To do:
Copy every line below where the string "your" is found.

Supplied data:

********

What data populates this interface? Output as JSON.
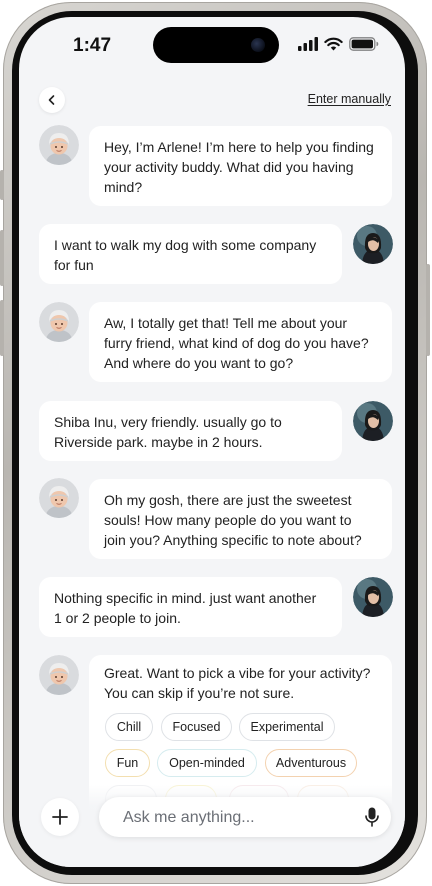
{
  "status_bar": {
    "time": "1:47"
  },
  "header": {
    "enter_manually": "Enter manually"
  },
  "messages": [
    {
      "from": "bot",
      "text": "Hey, I’m Arlene! I’m here to help you finding your activity buddy. What did you having mind?"
    },
    {
      "from": "user",
      "text": "I want to walk my dog with some company for fun"
    },
    {
      "from": "bot",
      "text": "Aw, I totally get that! Tell me about your furry friend, what kind of dog do you have? And where do you want to go?"
    },
    {
      "from": "user",
      "text": "Shiba Inu, very friendly. usually go to Riverside park. maybe in 2 hours."
    },
    {
      "from": "bot",
      "text": "Oh my gosh, there are just the sweetest souls! How many people do you want to join you? Anything specific to note about?"
    },
    {
      "from": "user",
      "text": "Nothing specific in mind. just want another 1 or 2 people to join."
    },
    {
      "from": "bot",
      "text": "Great. Want to pick a vibe for your activity? You can skip if you’re not sure."
    }
  ],
  "vibes": [
    {
      "label": "Chill",
      "color": "#dfe2e6"
    },
    {
      "label": "Focused",
      "color": "#dfe2e6"
    },
    {
      "label": "Experimental",
      "color": "#dfe2e6"
    },
    {
      "label": "Fun",
      "color": "#f3dfb0"
    },
    {
      "label": "Open-minded",
      "color": "#d6ecef"
    },
    {
      "label": "Adventurous",
      "color": "#f3d2b0"
    }
  ],
  "input": {
    "placeholder": "Ask me anything..."
  },
  "icons": {
    "back": "chevron-left-icon",
    "plus": "plus-icon",
    "mic": "microphone-icon",
    "signal": "cellular-signal-icon",
    "wifi": "wifi-icon",
    "battery": "battery-icon"
  }
}
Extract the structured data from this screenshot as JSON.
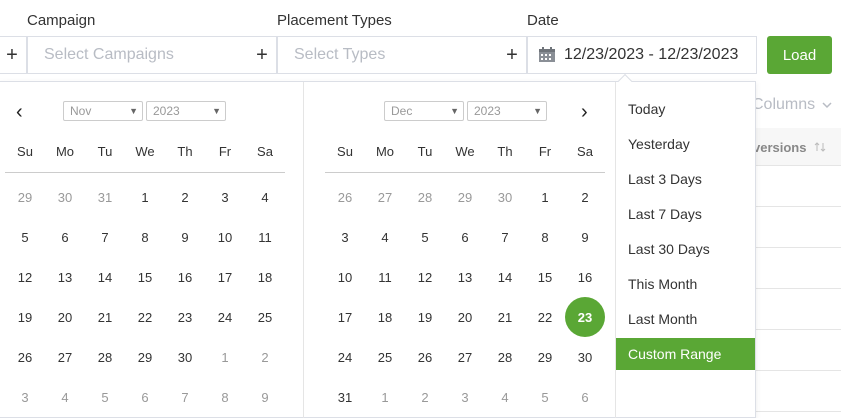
{
  "filters": {
    "campaign_label": "Campaign",
    "campaign_placeholder": "Select Campaigns",
    "placement_label": "Placement Types",
    "placement_placeholder": "Select Types",
    "date_label": "Date",
    "date_value": "12/23/2023 - 12/23/2023",
    "plus": "+",
    "load_label": "Load"
  },
  "table": {
    "columns_label": "Columns",
    "header_fragment": "versions"
  },
  "picker": {
    "prev_arrow": "‹",
    "next_arrow": "›",
    "weekdays": [
      "Su",
      "Mo",
      "Tu",
      "We",
      "Th",
      "Fr",
      "Sa"
    ],
    "left": {
      "month": "Nov",
      "year": "2023",
      "days": [
        [
          "29",
          "30",
          "31",
          "1",
          "2",
          "3",
          "4"
        ],
        [
          "5",
          "6",
          "7",
          "8",
          "9",
          "10",
          "11"
        ],
        [
          "12",
          "13",
          "14",
          "15",
          "16",
          "17",
          "18"
        ],
        [
          "19",
          "20",
          "21",
          "22",
          "23",
          "24",
          "25"
        ],
        [
          "26",
          "27",
          "28",
          "29",
          "30",
          "1",
          "2"
        ],
        [
          "3",
          "4",
          "5",
          "6",
          "7",
          "8",
          "9"
        ]
      ],
      "off": [
        [
          0,
          0
        ],
        [
          0,
          1
        ],
        [
          0,
          2
        ],
        [
          4,
          5
        ],
        [
          4,
          6
        ],
        [
          5,
          0
        ],
        [
          5,
          1
        ],
        [
          5,
          2
        ],
        [
          5,
          3
        ],
        [
          5,
          4
        ],
        [
          5,
          5
        ],
        [
          5,
          6
        ]
      ]
    },
    "right": {
      "month": "Dec",
      "year": "2023",
      "days": [
        [
          "26",
          "27",
          "28",
          "29",
          "30",
          "1",
          "2"
        ],
        [
          "3",
          "4",
          "5",
          "6",
          "7",
          "8",
          "9"
        ],
        [
          "10",
          "11",
          "12",
          "13",
          "14",
          "15",
          "16"
        ],
        [
          "17",
          "18",
          "19",
          "20",
          "21",
          "22",
          "23"
        ],
        [
          "24",
          "25",
          "26",
          "27",
          "28",
          "29",
          "30"
        ],
        [
          "31",
          "1",
          "2",
          "3",
          "4",
          "5",
          "6"
        ]
      ],
      "off": [
        [
          0,
          0
        ],
        [
          0,
          1
        ],
        [
          0,
          2
        ],
        [
          0,
          3
        ],
        [
          0,
          4
        ],
        [
          5,
          1
        ],
        [
          5,
          2
        ],
        [
          5,
          3
        ],
        [
          5,
          4
        ],
        [
          5,
          5
        ],
        [
          5,
          6
        ]
      ],
      "selected": [
        3,
        6
      ]
    },
    "ranges": [
      "Today",
      "Yesterday",
      "Last 3 Days",
      "Last 7 Days",
      "Last 30 Days",
      "This Month",
      "Last Month",
      "Custom Range"
    ],
    "active_range": "Custom Range"
  },
  "colors": {
    "accent": "#5aa735",
    "border": "#dcdfe6",
    "placeholder": "#b8bcc4"
  },
  "icons": [
    "plus-icon",
    "calendar-icon",
    "chevron-left-icon",
    "chevron-right-icon",
    "chevron-down-icon",
    "sort-icon"
  ]
}
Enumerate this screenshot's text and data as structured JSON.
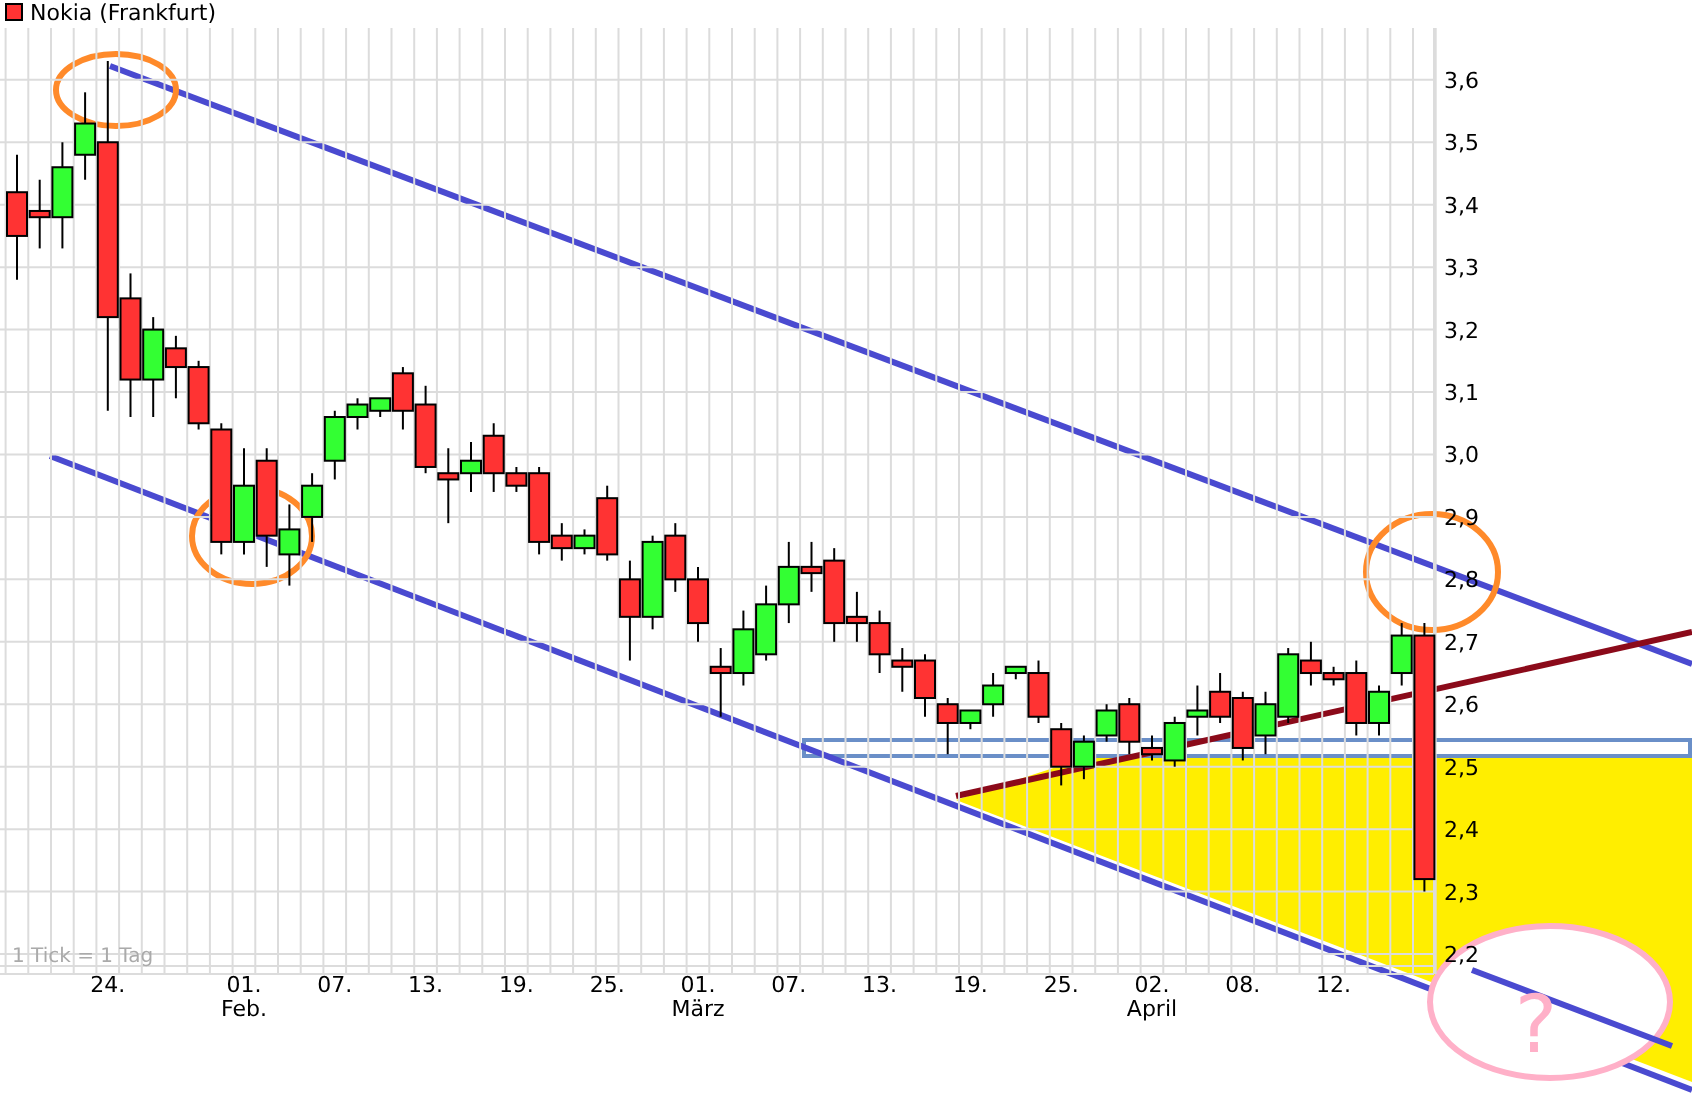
{
  "chart_data": {
    "type": "candlestick",
    "grid": true,
    "ylim": [
      2.168,
      3.683
    ],
    "categories": [
      null,
      null,
      null,
      null,
      "24.",
      null,
      null,
      null,
      null,
      null,
      "01. Feb.",
      null,
      null,
      null,
      "07.",
      null,
      null,
      null,
      "13.",
      null,
      null,
      null,
      "19.",
      null,
      null,
      null,
      "25.",
      null,
      null,
      null,
      "01. März",
      null,
      null,
      null,
      "07.",
      null,
      null,
      null,
      "13.",
      null,
      null,
      null,
      "19.",
      null,
      null,
      null,
      "25.",
      null,
      null,
      null,
      "02. April",
      null,
      null,
      null,
      "08.",
      null,
      null,
      null,
      "12.",
      null,
      null,
      null,
      null
    ],
    "series": [
      {
        "name": "Nokia (Frankfurt)",
        "ohlc": [
          [
            3.42,
            3.48,
            3.28,
            3.35
          ],
          [
            3.39,
            3.44,
            3.33,
            3.38
          ],
          [
            3.38,
            3.5,
            3.33,
            3.46
          ],
          [
            3.48,
            3.58,
            3.44,
            3.53
          ],
          [
            3.5,
            3.63,
            3.07,
            3.22
          ],
          [
            3.25,
            3.29,
            3.06,
            3.12
          ],
          [
            3.12,
            3.22,
            3.06,
            3.2
          ],
          [
            3.17,
            3.19,
            3.09,
            3.14
          ],
          [
            3.14,
            3.15,
            3.04,
            3.05
          ],
          [
            3.04,
            3.05,
            2.84,
            2.86
          ],
          [
            2.86,
            3.01,
            2.84,
            2.95
          ],
          [
            2.99,
            3.01,
            2.82,
            2.87
          ],
          [
            2.84,
            2.92,
            2.79,
            2.88
          ],
          [
            2.9,
            2.97,
            2.86,
            2.95
          ],
          [
            2.99,
            3.07,
            2.96,
            3.06
          ],
          [
            3.06,
            3.09,
            3.04,
            3.08
          ],
          [
            3.07,
            3.09,
            3.06,
            3.09
          ],
          [
            3.13,
            3.14,
            3.04,
            3.07
          ],
          [
            3.08,
            3.11,
            2.97,
            2.98
          ],
          [
            2.97,
            3.01,
            2.89,
            2.96
          ],
          [
            2.97,
            3.02,
            2.94,
            2.99
          ],
          [
            3.03,
            3.05,
            2.94,
            2.97
          ],
          [
            2.97,
            2.98,
            2.94,
            2.95
          ],
          [
            2.97,
            2.98,
            2.84,
            2.86
          ],
          [
            2.87,
            2.89,
            2.83,
            2.85
          ],
          [
            2.85,
            2.88,
            2.84,
            2.87
          ],
          [
            2.93,
            2.95,
            2.83,
            2.84
          ],
          [
            2.8,
            2.83,
            2.67,
            2.74
          ],
          [
            2.74,
            2.87,
            2.72,
            2.86
          ],
          [
            2.87,
            2.89,
            2.78,
            2.8
          ],
          [
            2.8,
            2.82,
            2.7,
            2.73
          ],
          [
            2.66,
            2.69,
            2.58,
            2.65
          ],
          [
            2.65,
            2.75,
            2.63,
            2.72
          ],
          [
            2.68,
            2.79,
            2.67,
            2.76
          ],
          [
            2.76,
            2.86,
            2.73,
            2.82
          ],
          [
            2.82,
            2.86,
            2.78,
            2.81
          ],
          [
            2.83,
            2.85,
            2.7,
            2.73
          ],
          [
            2.74,
            2.78,
            2.7,
            2.73
          ],
          [
            2.73,
            2.75,
            2.65,
            2.68
          ],
          [
            2.67,
            2.69,
            2.62,
            2.66
          ],
          [
            2.67,
            2.68,
            2.58,
            2.61
          ],
          [
            2.6,
            2.61,
            2.52,
            2.57
          ],
          [
            2.57,
            2.59,
            2.56,
            2.59
          ],
          [
            2.6,
            2.65,
            2.58,
            2.63
          ],
          [
            2.65,
            2.66,
            2.64,
            2.66
          ],
          [
            2.65,
            2.67,
            2.57,
            2.58
          ],
          [
            2.56,
            2.57,
            2.47,
            2.5
          ],
          [
            2.5,
            2.55,
            2.48,
            2.54
          ],
          [
            2.55,
            2.6,
            2.54,
            2.59
          ],
          [
            2.6,
            2.61,
            2.52,
            2.54
          ],
          [
            2.53,
            2.55,
            2.51,
            2.52
          ],
          [
            2.51,
            2.58,
            2.5,
            2.57
          ],
          [
            2.58,
            2.63,
            2.55,
            2.59
          ],
          [
            2.62,
            2.65,
            2.57,
            2.58
          ],
          [
            2.61,
            2.62,
            2.51,
            2.53
          ],
          [
            2.55,
            2.62,
            2.52,
            2.6
          ],
          [
            2.58,
            2.69,
            2.57,
            2.68
          ],
          [
            2.67,
            2.7,
            2.63,
            2.65
          ],
          [
            2.65,
            2.66,
            2.63,
            2.64
          ],
          [
            2.65,
            2.67,
            2.55,
            2.57
          ],
          [
            2.57,
            2.63,
            2.55,
            2.62
          ],
          [
            2.65,
            2.73,
            2.63,
            2.71
          ],
          [
            2.71,
            2.73,
            2.3,
            2.32
          ]
        ]
      }
    ],
    "yticks": [
      {
        "value": 3.6,
        "label": "3,6"
      },
      {
        "value": 3.5,
        "label": "3,5"
      },
      {
        "value": 3.4,
        "label": "3,4"
      },
      {
        "value": 3.3,
        "label": "3,3"
      },
      {
        "value": 3.2,
        "label": "3,2"
      },
      {
        "value": 3.1,
        "label": "3,1"
      },
      {
        "value": 3.0,
        "label": "3,0"
      },
      {
        "value": 2.9,
        "label": "2,9"
      },
      {
        "value": 2.8,
        "label": "2,8"
      },
      {
        "value": 2.7,
        "label": "2,7"
      },
      {
        "value": 2.6,
        "label": "2,6"
      },
      {
        "value": 2.5,
        "label": "2,5"
      },
      {
        "value": 2.4,
        "label": "2,4"
      },
      {
        "value": 2.3,
        "label": "2,3"
      },
      {
        "value": 2.2,
        "label": "2,2"
      }
    ],
    "annotations": [
      {
        "text": "1 Tick = 1 Tag"
      },
      {
        "text": "?"
      }
    ]
  }
}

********

Problem solution:
      "text": "Hey, I’m Arlene! I’m here to help you finding your activity buddy. What did you having mind?"
      "text": "Aw, I totally get that! Tell me about your furry friend, what kind of dog do you have? And where do you want to go?"
      "text": "Great. Want to pick a vibe for your activity? You can skip if you’re not sure."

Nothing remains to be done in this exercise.